=== EXERCISE INSTRUCTIONS ===
Everything in the entries is to be written out exactly, except for the pictures.

· · · · · · ·

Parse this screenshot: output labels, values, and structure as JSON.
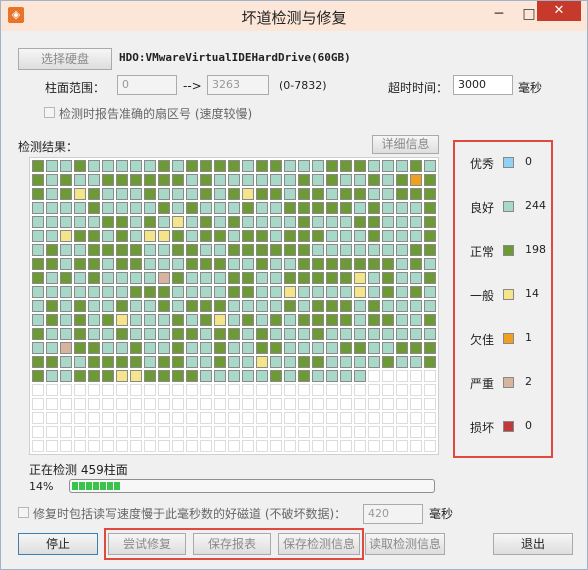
{
  "window": {
    "title": "坏道检测与修复",
    "app_icon": "app-icon-orange",
    "controls": {
      "minimize": "─",
      "maximize": "□",
      "close": "✕"
    }
  },
  "disk": {
    "select_label": "选择硬盘",
    "name": "HDO:VMwareVirtualIDEHardDrive(60GB)"
  },
  "range": {
    "label": "柱面范围：",
    "start": "0",
    "arrow": "-->",
    "end": "3263",
    "bounds": "(0-7832)"
  },
  "timeout": {
    "label": "超时时间：",
    "value": "3000",
    "unit": "毫秒"
  },
  "report_sector_checkbox": {
    "label": "检测时报告准确的扇区号 (速度较慢)",
    "checked": false
  },
  "results": {
    "label": "检测结果：",
    "detail_button": "详细信息"
  },
  "legend": [
    {
      "name": "优秀",
      "count": "0",
      "color": "#8fd3f4"
    },
    {
      "name": "良好",
      "count": "244",
      "color": "#a8d8c8"
    },
    {
      "name": "正常",
      "count": "198",
      "color": "#6e9a35"
    },
    {
      "name": "一般",
      "count": "14",
      "color": "#f5e58a"
    },
    {
      "name": "欠佳",
      "count": "1",
      "color": "#f0a020"
    },
    {
      "name": "严重",
      "count": "2",
      "color": "#d8b49e"
    },
    {
      "name": "损坏",
      "count": "0",
      "color": "#c0393b"
    }
  ],
  "status": {
    "text": "正在检测 459柱面",
    "percent_label": "14%",
    "progress": 0.14
  },
  "repair_option": {
    "label": "修复时包括读写速度慢于此毫秒数的好磁道 (不破坏数据)：",
    "value": "420",
    "unit": "毫秒",
    "checked": false
  },
  "buttons": {
    "stop": "停止",
    "try_repair": "尝试修复",
    "save_report": "保存报表",
    "save_info": "保存检测信息",
    "read_info": "读取检测信息",
    "exit": "退出"
  },
  "grid_data": {
    "columns": 29,
    "total_rows": 21,
    "scanned_count": 459,
    "color_map": {
      "g": "#a8d8c8",
      "o": "#6e9a35",
      "y": "#f5e58a",
      "a": "#f0a020",
      "s": "#d8b49e",
      "w": "#ffffff"
    }
  }
}
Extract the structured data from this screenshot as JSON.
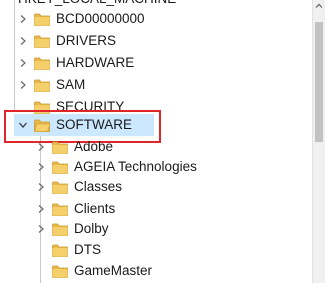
{
  "tree": {
    "root_label": "HKEY_LOCAL_MACHINE",
    "items": [
      {
        "label": "BCD00000000",
        "expanded": false
      },
      {
        "label": "DRIVERS",
        "expanded": false
      },
      {
        "label": "HARDWARE",
        "expanded": false
      },
      {
        "label": "SAM",
        "expanded": false
      },
      {
        "label": "SECURITY",
        "expanded": false
      },
      {
        "label": "SOFTWARE",
        "expanded": true,
        "selected": true
      },
      {
        "label": "Adobe",
        "expanded": false
      },
      {
        "label": "AGEIA Technologies",
        "expanded": false
      },
      {
        "label": "Classes",
        "expanded": false
      },
      {
        "label": "Clients",
        "expanded": false
      },
      {
        "label": "Dolby",
        "expanded": false
      },
      {
        "label": "DTS",
        "expanded": false
      },
      {
        "label": "GameMaster",
        "expanded": false
      }
    ]
  },
  "colors": {
    "folder": "#e8b84a",
    "highlight_border": "#e0262b",
    "selection": "#cce8ff"
  },
  "icons": {
    "collapsed": "chevron-right-icon",
    "expanded": "chevron-down-icon",
    "folder": "folder-icon"
  }
}
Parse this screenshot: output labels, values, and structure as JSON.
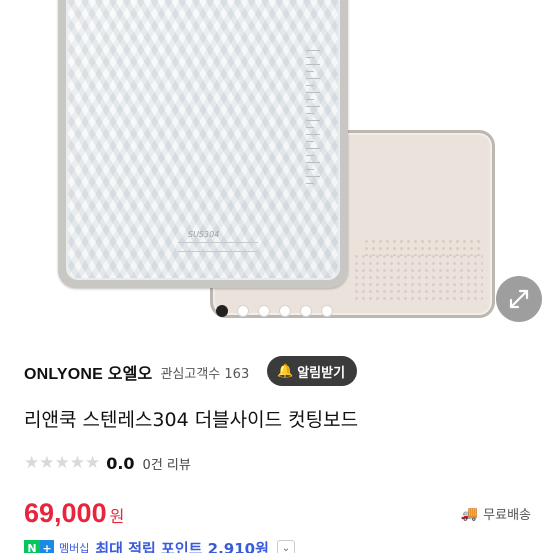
{
  "product_image": {
    "engraving": "SUS304",
    "carousel": {
      "total_slides": 6,
      "active_index": 0
    }
  },
  "store": {
    "name": "ONLYONE 오엘오",
    "followers_label": "관심고객수 163",
    "alarm_label": "알림받기"
  },
  "product": {
    "title": "리앤쿡 스텐레스304 더블사이드 컷팅보드",
    "rating": {
      "stars_filled": 0,
      "stars_total": 5,
      "score": "0.0",
      "reviews_label": "0건 리뷰"
    },
    "price": "69,000",
    "currency": "원",
    "shipping_label": "무료배송"
  },
  "points": {
    "badge_n": "N",
    "badge_plus": "+",
    "member_label": "멤버십",
    "text": "최대 적립 포인트 2,910원"
  },
  "colors": {
    "price_red": "#e8253d",
    "point_blue": "#3a5bd9",
    "naver_green": "#03c75a",
    "alarm_button_bg": "#3b3b3b"
  }
}
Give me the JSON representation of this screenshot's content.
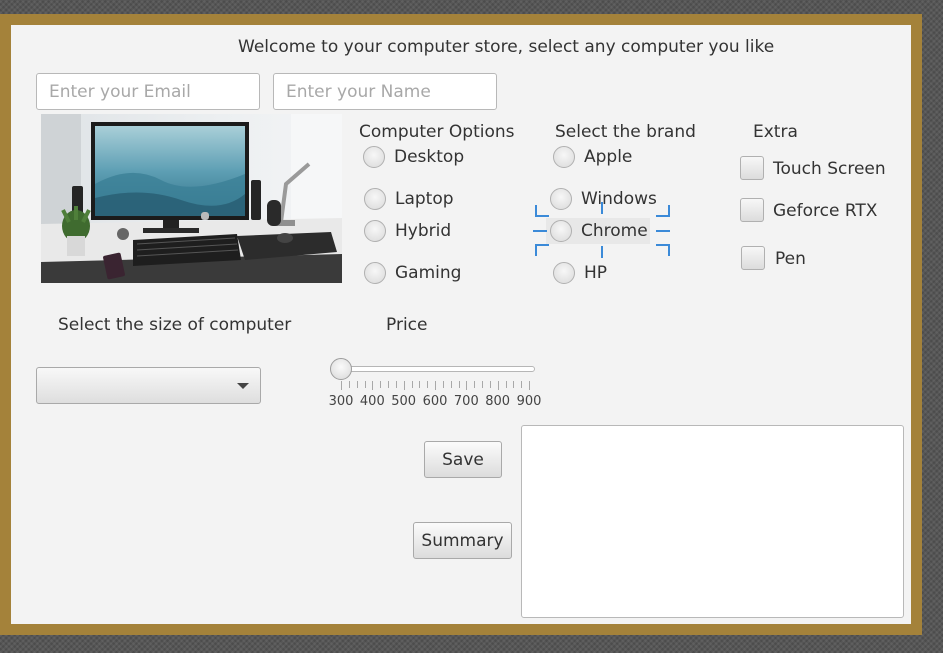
{
  "header": {
    "welcome": "Welcome to your computer store, select any computer you like"
  },
  "form": {
    "email_placeholder": "Enter your Email",
    "name_placeholder": "Enter your Name"
  },
  "options": {
    "title": "Computer Options",
    "items": [
      "Desktop",
      "Laptop",
      "Hybrid",
      "Gaming"
    ]
  },
  "brand": {
    "title": "Select the brand",
    "items": [
      "Apple",
      "Windows",
      "Chrome",
      "HP"
    ],
    "focused": "Chrome"
  },
  "extra": {
    "title": "Extra",
    "items": [
      "Touch Screen",
      "Geforce RTX",
      "Pen"
    ]
  },
  "size": {
    "label": "Select the size of computer",
    "selected": ""
  },
  "price": {
    "label": "Price",
    "ticks": [
      "300",
      "400",
      "500",
      "600",
      "700",
      "800",
      "900"
    ],
    "value": 300
  },
  "buttons": {
    "save": "Save",
    "summary": "Summary"
  },
  "summary_text": "",
  "colors": {
    "frame": "#a4823a",
    "panel": "#f3f3f3",
    "focus": "#3b8ad8"
  }
}
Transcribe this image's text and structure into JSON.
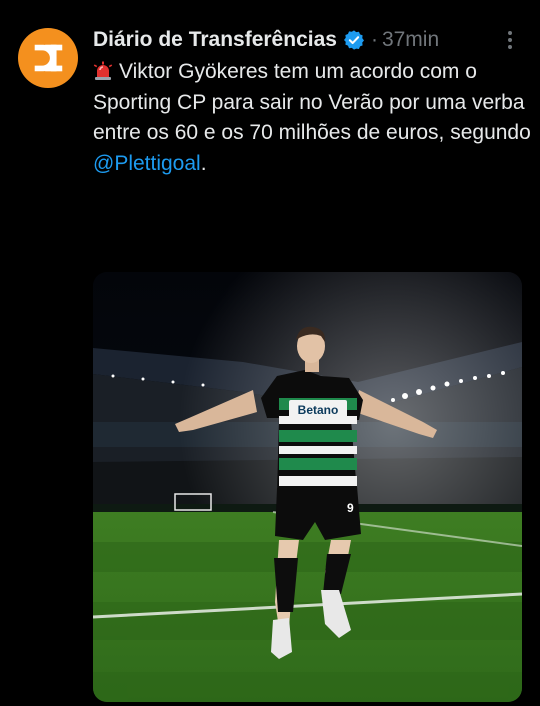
{
  "tweet": {
    "author_name": "Diário de Transferências",
    "time_separator": "·",
    "time": "37min",
    "text_main": "Viktor Gyökeres tem um acordo com o Sporting CP para sair no Verão por uma verba entre os 60 e os 70 milhões de euros, segundo ",
    "mention": "@Plettigoal",
    "text_end": "."
  },
  "icons": {
    "avatar": "dt-logo-icon",
    "verified": "verified-badge-icon",
    "more": "more-options-icon",
    "siren": "siren-emoji-icon"
  },
  "media": {
    "jersey_sponsor": "Betano",
    "shorts_number": "9"
  },
  "colors": {
    "avatar_bg": "#f4901e",
    "mention": "#1d9bf0",
    "verified": "#1d9bf0",
    "secondary_text": "#71767b"
  }
}
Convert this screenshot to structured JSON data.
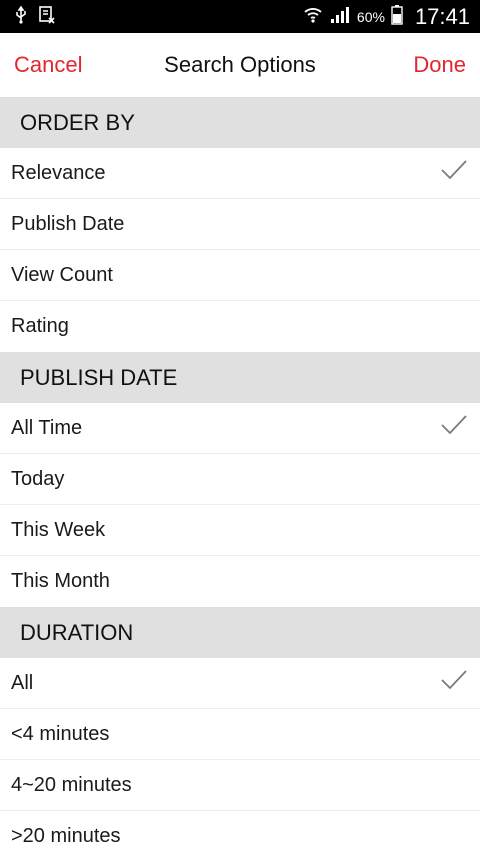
{
  "status_bar": {
    "battery_percent": "60%",
    "time": "17:41",
    "icons": [
      "usb-icon",
      "download-icon",
      "wifi-icon",
      "signal-icon",
      "battery-icon"
    ]
  },
  "nav": {
    "cancel_label": "Cancel",
    "title": "Search Options",
    "done_label": "Done"
  },
  "colors": {
    "accent": "#e3262e",
    "section_bg": "#e0e0e0",
    "check": "#7a7a7a"
  },
  "sections": [
    {
      "header": "ORDER BY",
      "options": [
        {
          "label": "Relevance",
          "selected": true
        },
        {
          "label": "Publish Date",
          "selected": false
        },
        {
          "label": "View Count",
          "selected": false
        },
        {
          "label": "Rating",
          "selected": false
        }
      ]
    },
    {
      "header": "PUBLISH DATE",
      "options": [
        {
          "label": "All Time",
          "selected": true
        },
        {
          "label": "Today",
          "selected": false
        },
        {
          "label": "This Week",
          "selected": false
        },
        {
          "label": "This Month",
          "selected": false
        }
      ]
    },
    {
      "header": "DURATION",
      "options": [
        {
          "label": "All",
          "selected": true
        },
        {
          "label": "<4 minutes",
          "selected": false
        },
        {
          "label": "4~20 minutes",
          "selected": false
        },
        {
          "label": ">20 minutes",
          "selected": false
        }
      ]
    }
  ]
}
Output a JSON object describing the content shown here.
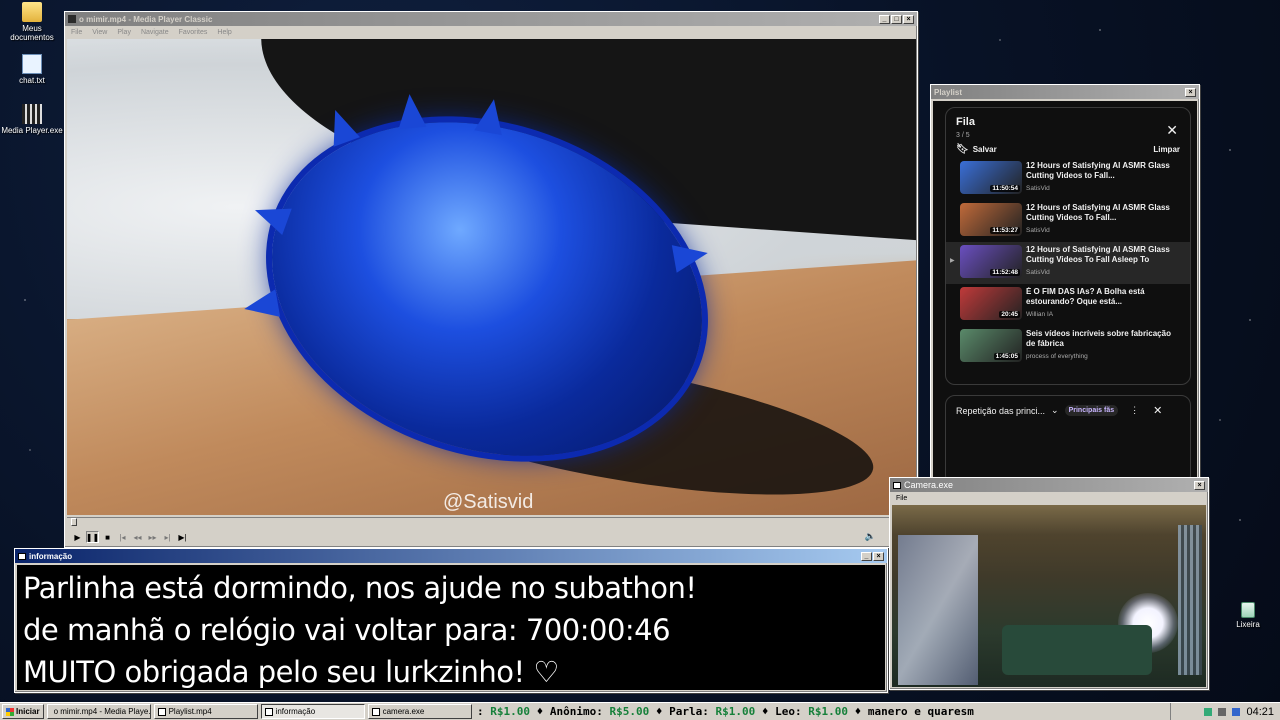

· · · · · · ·

=== ANSWER TO THIS EXERCISE ===
Parse this screenshot: output labels, values, and structure as JSON.
{
  "window": {
    "title": "坏道检测与修复",
    "app_icon": "app-icon-orange",
    "controls": {
      "minimize": "─",
      "maximize": "□",
      "close": "✕"
    }
  },
  "disk": {
    "select_label": "选择硬盘",
    "name": "HDO:VMwareVirtualIDEHardDrive(60GB)"
  },
  "range": {
    "label": "柱面范围：",
    "start": "0",
    "arrow": "-->",
    "end": "3263",
    "bounds": "(0-7832)"
  },
  "timeout": {
    "label": "超时时间：",
    "value": "3000",
    "unit": "毫秒"
  },
  "report_sector_checkbox": {
    "label": "检测时报告准确的扇区号 (速度较慢)",
    "checked": false
  },
  "results": {
    "label": "检测结果：",
    "detail_button": "详细信息"
  },
  "legend": [
    {
      "name": "优秀",
      "count": "0",
      "color": "#8fd3f4"
    },
    {
      "name": "良好",
      "count": "244",
      "color": "#a8d8c8"
    },
    {
      "name": "正常",
      "count": "198",
      "color": "#6e9a35"
    },
    {
      "name": "一般",
      "count": "14",
      "color": "#f5e58a"
    },
    {
      "name": "欠佳",
      "count": "1",
      "color": "#f0a020"
    },
    {
      "name": "严重",
      "count": "2",
      "color": "#d8b49e"
    },
    {
      "name": "损坏",
      "count": "0",
      "color": "#c0393b"
    }
  ],
  "status": {
    "text": "正在检测 459柱面",
    "percent_label": "14%",
    "progress": 0.14
  },
  "repair_option": {
    "label": "修复时包括读写速度慢于此毫秒数的好磁道 (不破坏数据)：",
    "value": "420",
    "unit": "毫秒",
    "checked": false
  },
  "buttons": {
    "stop": "停止",
    "try_repair": "尝试修复",
    "save_report": "保存报表",
    "save_info": "保存检测信息",
    "read_info": "读取检测信息",
    "exit": "退出"
  },
  "grid_data": {
    "columns": 29,
    "total_rows": 21,
    "scanned_count": 459,
    "color_map": {
      "g": "#a8d8c8",
      "o": "#6e9a35",
      "y": "#f5e58a",
      "a": "#f0a020",
      "s": "#d8b49e",
      "w": "#ffffff"
    }
  }
}
Extract the structured data from this screenshot as JSON.
{
  "tree": {
    "root_label": "HKEY_LOCAL_MACHINE",
    "items": [
      {
        "label": "BCD00000000",
        "expanded": false
      },
      {
        "label": "DRIVERS",
        "expanded": false
      },
      {
        "label": "HARDWARE",
        "expanded": false
      },
      {
        "label": "SAM",
        "expanded": false
      },
      {
        "label": "SECURITY",
        "expanded": false
      },
      {
        "label": "SOFTWARE",
        "expanded": true,
        "selected": true
      },
      {
        "label": "Adobe",
        "expanded": false
      },
      {
        "label": "AGEIA Technologies",
        "expanded": false
      },
      {
        "label": "Classes",
        "expanded": false
      },
      {
        "label": "Clients",
        "expanded": false
      },
      {
        "label": "Dolby",
        "expanded": false
      },
      {
        "label": "DTS",
        "expanded": false
      },
      {
        "label": "GameMaster",
        "expanded": false
      }
    ]
  },
  "colors": {
    "folder": "#e8b84a",
    "highlight_border": "#e0262b",
    "selection": "#cce8ff"
  },
  "icons": {
    "collapsed": "chevron-right-icon",
    "expanded": "chevron-down-icon",
    "folder": "folder-icon"
  }
}
Parse this screenshot: output labels, values, and structure as JSON.
{
  "product_image": {
    "engraving": "SUS304",
    "carousel": {
      "total_slides": 6,
      "active_index": 0
    }
  },
  "store": {
    "name": "ONLYONE 오엘오",
    "followers_label": "관심고객수 163",
    "alarm_label": "알림받기"
  },
  "product": {
    "title": "리앤쿡 스텐레스304 더블사이드 컷팅보드",
    "rating": {
      "stars_filled": 0,
      "stars_total": 5,
      "score": "0.0",
      "reviews_label": "0건 리뷰"
    },
    "price": "69,000",
    "currency": "원",
    "shipping_label": "무료배송"
  },
  "points": {
    "badge_n": "N",
    "badge_plus": "+",
    "member_label": "멤버십",
    "text": "최대 적립 포인트 2,910원"
  },
  "colors": {
    "price_red": "#e8253d",
    "point_blue": "#3a5bd9",
    "naver_green": "#03c75a",
    "alarm_button_bg": "#3b3b3b"
  }
}
Give me the JSON representation of this screenshot's content.
{
  "header": {
    "welcome": "Welcome to your computer store, select any computer you like"
  },
  "form": {
    "email_placeholder": "Enter your Email",
    "name_placeholder": "Enter your Name"
  },
  "options": {
    "title": "Computer Options",
    "items": [
      "Desktop",
      "Laptop",
      "Hybrid",
      "Gaming"
    ]
  },
  "brand": {
    "title": "Select the brand",
    "items": [
      "Apple",
      "Windows",
      "Chrome",
      "HP"
    ],
    "focused": "Chrome"
  },
  "extra": {
    "title": "Extra",
    "items": [
      "Touch Screen",
      "Geforce RTX",
      "Pen"
    ]
  },
  "size": {
    "label": "Select the size of computer",
    "selected": ""
  },
  "price": {
    "label": "Price",
    "ticks": [
      "300",
      "400",
      "500",
      "600",
      "700",
      "800",
      "900"
    ],
    "value": 300
  },
  "buttons": {
    "save": "Save",
    "summary": "Summary"
  },
  "summary_text": "",
  "colors": {
    "frame": "#a4823a",
    "panel": "#f3f3f3",
    "focus": "#3b8ad8"
  }
}
Transcribe this image's text and structure into JSON.
{
  "tweet": {
    "author_name": "Diário de Transferências",
    "time_separator": "·",
    "time": "37min",
    "text_main": "Viktor Gyökeres tem um acordo com o Sporting CP para sair no Verão por uma verba entre os 60 e os 70 milhões de euros, segundo ",
    "mention": "@Plettigoal",
    "text_end": "."
  },
  "icons": {
    "avatar": "dt-logo-icon",
    "verified": "verified-badge-icon",
    "more": "more-options-icon",
    "siren": "siren-emoji-icon"
  },
  "media": {
    "jersey_sponsor": "Betano",
    "shorts_number": "9"
  },
  "colors": {
    "avatar_bg": "#f4901e",
    "mention": "#1d9bf0",
    "verified": "#1d9bf0",
    "secondary_text": "#71767b"
  }
}
Convert this screenshot to structured JSON data.
{
  "status_bar": {
    "battery_percent": "60%",
    "time": "17:41",
    "icons": [
      "usb-icon",
      "download-icon",
      "wifi-icon",
      "signal-icon",
      "battery-icon"
    ]
  },
  "nav": {
    "cancel_label": "Cancel",
    "title": "Search Options",
    "done_label": "Done"
  },
  "colors": {
    "accent": "#e3262e",
    "section_bg": "#e0e0e0",
    "check": "#7a7a7a"
  },
  "sections": [
    {
      "header": "ORDER BY",
      "options": [
        {
          "label": "Relevance",
          "selected": true
        },
        {
          "label": "Publish Date",
          "selected": false
        },
        {
          "label": "View Count",
          "selected": false
        },
        {
          "label": "Rating",
          "selected": false
        }
      ]
    },
    {
      "header": "PUBLISH DATE",
      "options": [
        {
          "label": "All Time",
          "selected": true
        },
        {
          "label": "Today",
          "selected": false
        },
        {
          "label": "This Week",
          "selected": false
        },
        {
          "label": "This Month",
          "selected": false
        }
      ]
    },
    {
      "header": "DURATION",
      "options": [
        {
          "label": "All",
          "selected": true
        },
        {
          "label": "<4 minutes",
          "selected": false
        },
        {
          "label": "4~20 minutes",
          "selected": false
        },
        {
          "label": ">20 minutes",
          "selected": false
        }
      ]
    }
  ]
}
Output a JSON object describing the content shown here.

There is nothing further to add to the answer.